Feelings of anxiety and isolation may lead to trouble for people who struggle with drug and alcohol abuse. They can't attend in-person meetings or connect with family and friends like they used to, and a lot of their support systems have been taken away.
Recent research from Nielsen shows liquor sales are up 75 percent and online alcohol sales have skyrocketed by over 240 percent.
“We are fighting this invisible enemy. People are having financial difficulties, people are losing their jobs, people are having relationship difficulties,” said neuropsychologist Dr. Sanam Hafeez. “Anxiety and alcohol abuse really goes hand-in-hand.”
In order to deal with the hardships at hand, Hafeez said it is important for people to create a sense of structure.

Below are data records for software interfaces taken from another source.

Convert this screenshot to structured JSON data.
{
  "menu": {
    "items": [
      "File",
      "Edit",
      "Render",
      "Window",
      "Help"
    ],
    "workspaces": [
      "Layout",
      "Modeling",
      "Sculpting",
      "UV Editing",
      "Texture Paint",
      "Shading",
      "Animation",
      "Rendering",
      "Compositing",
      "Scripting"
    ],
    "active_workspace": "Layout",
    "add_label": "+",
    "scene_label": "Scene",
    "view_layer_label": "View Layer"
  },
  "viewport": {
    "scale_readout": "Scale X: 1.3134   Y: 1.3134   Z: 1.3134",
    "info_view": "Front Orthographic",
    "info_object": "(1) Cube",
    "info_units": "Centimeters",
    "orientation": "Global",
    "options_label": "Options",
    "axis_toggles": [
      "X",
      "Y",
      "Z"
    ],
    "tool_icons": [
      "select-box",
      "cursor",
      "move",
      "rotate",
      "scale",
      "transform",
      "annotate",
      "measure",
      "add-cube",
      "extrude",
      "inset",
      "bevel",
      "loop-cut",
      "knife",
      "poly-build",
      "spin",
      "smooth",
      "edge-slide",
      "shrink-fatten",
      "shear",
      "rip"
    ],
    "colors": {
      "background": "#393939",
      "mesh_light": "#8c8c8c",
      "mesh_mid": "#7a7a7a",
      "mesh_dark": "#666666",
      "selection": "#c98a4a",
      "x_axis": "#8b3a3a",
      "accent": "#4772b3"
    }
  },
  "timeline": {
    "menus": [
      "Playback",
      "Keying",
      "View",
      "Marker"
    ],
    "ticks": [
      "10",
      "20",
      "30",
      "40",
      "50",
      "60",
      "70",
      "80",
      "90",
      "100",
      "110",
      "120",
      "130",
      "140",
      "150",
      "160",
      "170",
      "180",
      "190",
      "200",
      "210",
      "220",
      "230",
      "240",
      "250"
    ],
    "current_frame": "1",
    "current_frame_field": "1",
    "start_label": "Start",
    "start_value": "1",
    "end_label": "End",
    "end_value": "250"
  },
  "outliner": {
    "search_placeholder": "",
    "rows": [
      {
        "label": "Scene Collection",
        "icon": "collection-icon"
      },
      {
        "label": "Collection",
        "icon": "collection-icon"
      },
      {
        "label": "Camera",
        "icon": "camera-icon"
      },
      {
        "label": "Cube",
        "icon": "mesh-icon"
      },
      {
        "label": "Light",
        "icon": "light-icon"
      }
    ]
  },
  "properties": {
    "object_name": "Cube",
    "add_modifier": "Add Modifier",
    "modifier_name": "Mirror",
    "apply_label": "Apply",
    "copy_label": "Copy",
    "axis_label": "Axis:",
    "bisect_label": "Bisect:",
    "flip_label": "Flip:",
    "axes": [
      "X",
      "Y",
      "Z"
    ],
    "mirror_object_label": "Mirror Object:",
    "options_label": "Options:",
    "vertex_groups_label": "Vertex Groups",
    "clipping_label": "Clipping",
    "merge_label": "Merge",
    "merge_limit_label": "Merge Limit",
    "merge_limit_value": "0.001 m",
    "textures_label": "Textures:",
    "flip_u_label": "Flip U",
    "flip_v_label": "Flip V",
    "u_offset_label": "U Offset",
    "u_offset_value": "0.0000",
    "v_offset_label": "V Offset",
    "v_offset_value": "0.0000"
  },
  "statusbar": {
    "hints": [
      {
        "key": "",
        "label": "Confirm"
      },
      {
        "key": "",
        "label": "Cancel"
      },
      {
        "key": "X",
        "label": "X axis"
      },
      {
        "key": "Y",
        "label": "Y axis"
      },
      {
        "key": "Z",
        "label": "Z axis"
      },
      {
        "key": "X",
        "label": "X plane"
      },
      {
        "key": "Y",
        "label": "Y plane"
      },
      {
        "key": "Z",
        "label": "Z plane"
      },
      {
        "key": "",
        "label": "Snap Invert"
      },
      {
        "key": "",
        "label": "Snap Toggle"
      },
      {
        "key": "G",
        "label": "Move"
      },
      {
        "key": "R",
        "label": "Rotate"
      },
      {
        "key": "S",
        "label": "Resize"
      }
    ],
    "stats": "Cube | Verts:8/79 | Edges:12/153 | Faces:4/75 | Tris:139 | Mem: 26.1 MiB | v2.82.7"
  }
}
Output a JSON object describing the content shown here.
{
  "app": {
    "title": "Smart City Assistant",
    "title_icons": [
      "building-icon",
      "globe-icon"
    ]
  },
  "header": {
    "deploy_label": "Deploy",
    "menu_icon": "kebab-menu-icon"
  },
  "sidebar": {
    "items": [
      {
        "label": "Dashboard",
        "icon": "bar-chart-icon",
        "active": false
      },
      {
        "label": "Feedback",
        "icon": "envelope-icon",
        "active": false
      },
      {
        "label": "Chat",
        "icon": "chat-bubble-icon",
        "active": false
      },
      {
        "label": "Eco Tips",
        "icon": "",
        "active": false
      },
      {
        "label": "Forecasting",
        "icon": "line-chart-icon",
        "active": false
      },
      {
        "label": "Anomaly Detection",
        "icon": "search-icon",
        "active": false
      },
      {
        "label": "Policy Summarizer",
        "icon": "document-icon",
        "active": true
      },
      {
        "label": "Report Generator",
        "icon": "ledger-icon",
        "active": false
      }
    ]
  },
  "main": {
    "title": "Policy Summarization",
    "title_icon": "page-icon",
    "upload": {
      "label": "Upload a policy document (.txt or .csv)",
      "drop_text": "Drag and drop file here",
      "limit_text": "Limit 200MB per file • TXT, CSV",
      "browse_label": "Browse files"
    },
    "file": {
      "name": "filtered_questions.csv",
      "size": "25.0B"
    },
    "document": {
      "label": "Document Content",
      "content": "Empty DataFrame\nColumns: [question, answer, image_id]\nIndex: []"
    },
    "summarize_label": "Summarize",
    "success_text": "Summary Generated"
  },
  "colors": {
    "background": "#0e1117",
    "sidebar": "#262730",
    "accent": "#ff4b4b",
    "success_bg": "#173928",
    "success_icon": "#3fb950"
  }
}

Speaking to a therapist on Zoom or attending virtual Alcoholics Anonymous meetings are a couple ways to productively spend time throughout the day.
MJ Gottlieb, the CEO and founder of an app called Loosid meant to support people recovering from addiction, developed the app out of his own experience.
The app offers virtual resources to help maintain sobriety, as well as sober dating and other virtual events for people to connect with each other.
“You can be completely anonymous and get the help that you need. The interaction and engagement and connection is key, and there’s no barrier of entrance,” he said.
The app has seen a 106 percent spike in users since March.